To best engage consumers and develop ongoing relationships with them, one must know what they are looking for. Of those surveyed by PwC, 34% state that social media websites would affect their decision to take certain medications. As many as 68% of respondents would value the use of social networks as a platform for drug companies to offer discounts or coupons and 65% would value it as a space where they can make complaints and receive customer service. By engaging the user in a helpful exchange of information and incentives, and by meeting them on what they perceive as their terms, pharmaceutical companies may be able to overcome hurdles on the road to trust. In fact, one-third of respondents have said they would even be willing to have their social media conversations monitored in the aim of improving their health or coordinating care.

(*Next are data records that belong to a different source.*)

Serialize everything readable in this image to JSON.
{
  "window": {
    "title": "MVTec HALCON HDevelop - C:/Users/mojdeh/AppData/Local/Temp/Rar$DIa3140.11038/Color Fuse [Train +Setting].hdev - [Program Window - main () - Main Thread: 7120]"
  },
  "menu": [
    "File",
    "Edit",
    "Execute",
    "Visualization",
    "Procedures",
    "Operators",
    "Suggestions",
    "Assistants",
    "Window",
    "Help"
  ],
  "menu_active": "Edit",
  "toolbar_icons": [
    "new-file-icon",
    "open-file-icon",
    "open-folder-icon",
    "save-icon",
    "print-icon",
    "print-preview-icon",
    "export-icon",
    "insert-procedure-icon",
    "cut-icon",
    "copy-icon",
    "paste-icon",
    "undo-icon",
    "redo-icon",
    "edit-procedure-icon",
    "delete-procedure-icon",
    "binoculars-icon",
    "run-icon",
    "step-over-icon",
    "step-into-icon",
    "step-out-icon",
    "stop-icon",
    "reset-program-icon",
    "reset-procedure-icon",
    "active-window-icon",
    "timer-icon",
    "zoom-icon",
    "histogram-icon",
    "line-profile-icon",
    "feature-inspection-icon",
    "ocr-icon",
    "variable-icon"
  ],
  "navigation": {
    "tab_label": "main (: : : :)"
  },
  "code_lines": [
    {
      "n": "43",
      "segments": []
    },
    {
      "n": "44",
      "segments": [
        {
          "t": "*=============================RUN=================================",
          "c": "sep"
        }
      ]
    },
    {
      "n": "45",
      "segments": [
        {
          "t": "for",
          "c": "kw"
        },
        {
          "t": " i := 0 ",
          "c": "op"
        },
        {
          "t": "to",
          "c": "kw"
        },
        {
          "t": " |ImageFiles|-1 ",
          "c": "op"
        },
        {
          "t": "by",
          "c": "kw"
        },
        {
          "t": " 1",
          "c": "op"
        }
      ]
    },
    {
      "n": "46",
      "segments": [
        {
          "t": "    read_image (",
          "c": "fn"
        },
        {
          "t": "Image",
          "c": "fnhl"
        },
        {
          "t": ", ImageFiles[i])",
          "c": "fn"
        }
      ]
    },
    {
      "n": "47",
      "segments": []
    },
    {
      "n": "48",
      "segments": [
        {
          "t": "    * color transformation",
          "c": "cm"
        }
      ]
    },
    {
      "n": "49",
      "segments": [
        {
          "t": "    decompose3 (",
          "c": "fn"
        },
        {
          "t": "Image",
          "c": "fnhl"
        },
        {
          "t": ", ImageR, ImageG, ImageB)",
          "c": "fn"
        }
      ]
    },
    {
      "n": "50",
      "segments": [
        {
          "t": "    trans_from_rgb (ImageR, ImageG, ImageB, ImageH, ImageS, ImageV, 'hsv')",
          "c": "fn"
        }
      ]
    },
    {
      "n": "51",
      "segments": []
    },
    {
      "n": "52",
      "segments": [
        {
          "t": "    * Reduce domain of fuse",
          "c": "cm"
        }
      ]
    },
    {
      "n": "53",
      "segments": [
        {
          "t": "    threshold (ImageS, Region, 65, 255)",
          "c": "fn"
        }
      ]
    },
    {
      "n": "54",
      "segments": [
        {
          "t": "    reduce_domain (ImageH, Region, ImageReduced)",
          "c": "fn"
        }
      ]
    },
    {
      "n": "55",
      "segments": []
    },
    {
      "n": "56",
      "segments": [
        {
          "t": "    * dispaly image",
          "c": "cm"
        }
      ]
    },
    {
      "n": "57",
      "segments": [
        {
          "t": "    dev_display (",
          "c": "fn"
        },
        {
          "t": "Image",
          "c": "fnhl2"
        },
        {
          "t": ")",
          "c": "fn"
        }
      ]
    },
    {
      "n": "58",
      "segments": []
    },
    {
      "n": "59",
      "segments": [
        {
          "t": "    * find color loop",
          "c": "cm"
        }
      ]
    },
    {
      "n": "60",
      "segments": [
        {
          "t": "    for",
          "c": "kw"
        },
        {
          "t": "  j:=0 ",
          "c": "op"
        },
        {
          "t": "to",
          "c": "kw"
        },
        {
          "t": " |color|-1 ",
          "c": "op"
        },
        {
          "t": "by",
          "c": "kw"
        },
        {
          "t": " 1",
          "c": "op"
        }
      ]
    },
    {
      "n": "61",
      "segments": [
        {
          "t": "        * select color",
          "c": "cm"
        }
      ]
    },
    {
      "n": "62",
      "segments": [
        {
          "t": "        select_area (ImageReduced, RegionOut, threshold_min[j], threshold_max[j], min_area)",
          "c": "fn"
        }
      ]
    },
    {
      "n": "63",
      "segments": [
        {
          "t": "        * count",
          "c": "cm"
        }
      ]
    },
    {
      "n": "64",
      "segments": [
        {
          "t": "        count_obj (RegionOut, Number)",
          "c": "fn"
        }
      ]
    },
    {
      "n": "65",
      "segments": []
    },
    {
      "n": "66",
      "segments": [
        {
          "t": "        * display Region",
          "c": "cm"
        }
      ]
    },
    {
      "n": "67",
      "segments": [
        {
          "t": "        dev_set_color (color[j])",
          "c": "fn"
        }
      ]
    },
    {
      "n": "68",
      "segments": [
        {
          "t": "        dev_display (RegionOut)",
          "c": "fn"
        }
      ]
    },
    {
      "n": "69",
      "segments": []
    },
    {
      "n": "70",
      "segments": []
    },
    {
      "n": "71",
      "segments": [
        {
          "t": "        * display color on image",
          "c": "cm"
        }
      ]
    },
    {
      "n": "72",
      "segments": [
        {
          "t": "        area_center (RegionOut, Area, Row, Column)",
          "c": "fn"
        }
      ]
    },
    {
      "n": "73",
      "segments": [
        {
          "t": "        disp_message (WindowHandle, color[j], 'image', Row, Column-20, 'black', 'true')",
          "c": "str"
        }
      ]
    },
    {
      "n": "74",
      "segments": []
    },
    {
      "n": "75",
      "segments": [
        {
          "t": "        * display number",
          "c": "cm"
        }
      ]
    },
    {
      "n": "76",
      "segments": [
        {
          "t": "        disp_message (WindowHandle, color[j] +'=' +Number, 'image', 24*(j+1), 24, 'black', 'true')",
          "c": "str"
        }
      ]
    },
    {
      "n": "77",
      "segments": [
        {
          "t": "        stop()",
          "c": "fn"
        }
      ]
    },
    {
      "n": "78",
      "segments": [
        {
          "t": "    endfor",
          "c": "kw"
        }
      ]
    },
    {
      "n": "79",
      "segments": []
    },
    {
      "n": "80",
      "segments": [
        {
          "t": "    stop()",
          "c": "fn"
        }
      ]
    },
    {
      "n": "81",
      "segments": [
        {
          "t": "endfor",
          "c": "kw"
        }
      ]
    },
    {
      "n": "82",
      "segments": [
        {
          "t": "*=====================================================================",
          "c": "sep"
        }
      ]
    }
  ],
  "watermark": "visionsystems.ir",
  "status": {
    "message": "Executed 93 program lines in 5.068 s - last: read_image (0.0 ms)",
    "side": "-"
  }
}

The monitoring of social networks, in turn, helps drug companies form a more complete patient profile. This could lead to the creation of more patient-centred care. On the other hand, the information obtained through social ‘listening’ can be funnelled into core operations like customer service, data analytics and product development, transforming ‘social marketing’ into ‘social business’.

So, why have pharmaceutical companies been so much slower than other industries to embrace social media? The fallout of social media gaffs in unregulated businesses, such as hijacked hashtags, insensitive posts and hacked accounts, pales in comparison to the repercussions of a less-than-perfectly managed social presence on the part of pharmaceutical companies. Here, the FDA has precious advice to offer in its draft guidance on “Responding to Unsolicited Requests for Off-Label Information about Prescription Drugs and Medical Devices,” issued in December 2011. While the PwC study determined that marketing/communications and IT departments are typically responsible for social media within the health industry, in its document, the FDA highly recommends that the community managers responding to unsolicited requests on behalf of drug companys be qualified scientific or medical staff independent from marketing and advertising functions. The FDA also strongly suggests having a clear definition of which questions deserve a public response, a private response or outright deletion and indicates how to approach the response itself, what background information to include and what information should be archived.

Yet, the FDA draft guidance on unsolicited requests merely scrapes the surface of how pharmaceutical companies can responsibly manage social media outlets. It is just the first in a series of guidance promised by the FDA back in 2009. Future guidance will address topics such as space limitations on social media, post-marketing submission requirements, online communications for manufacturers, packers, or distributors, the use of links on the Internet and correcting misinformation.

In the meantime, pharmaceutical companies could do more to enhance their presence on social networks by opening up to conversation, according to the PwC study. It found that less than one in three pharmaceutical companies have Facebook walls available for individuals to initiate posts. Compare this to the findings that two out of three health providers and insurers allow individuals to post on their walls. Yet, if positive comments, negative comments and requests for information are handled correctly on branded social media, it can go a long way in making consumers like Anna feel cared for and appreciated. In a world where social networks give consumers a voice, the way forward is not to resist change, but to open up to a direct dialogue with them as the way forward, together.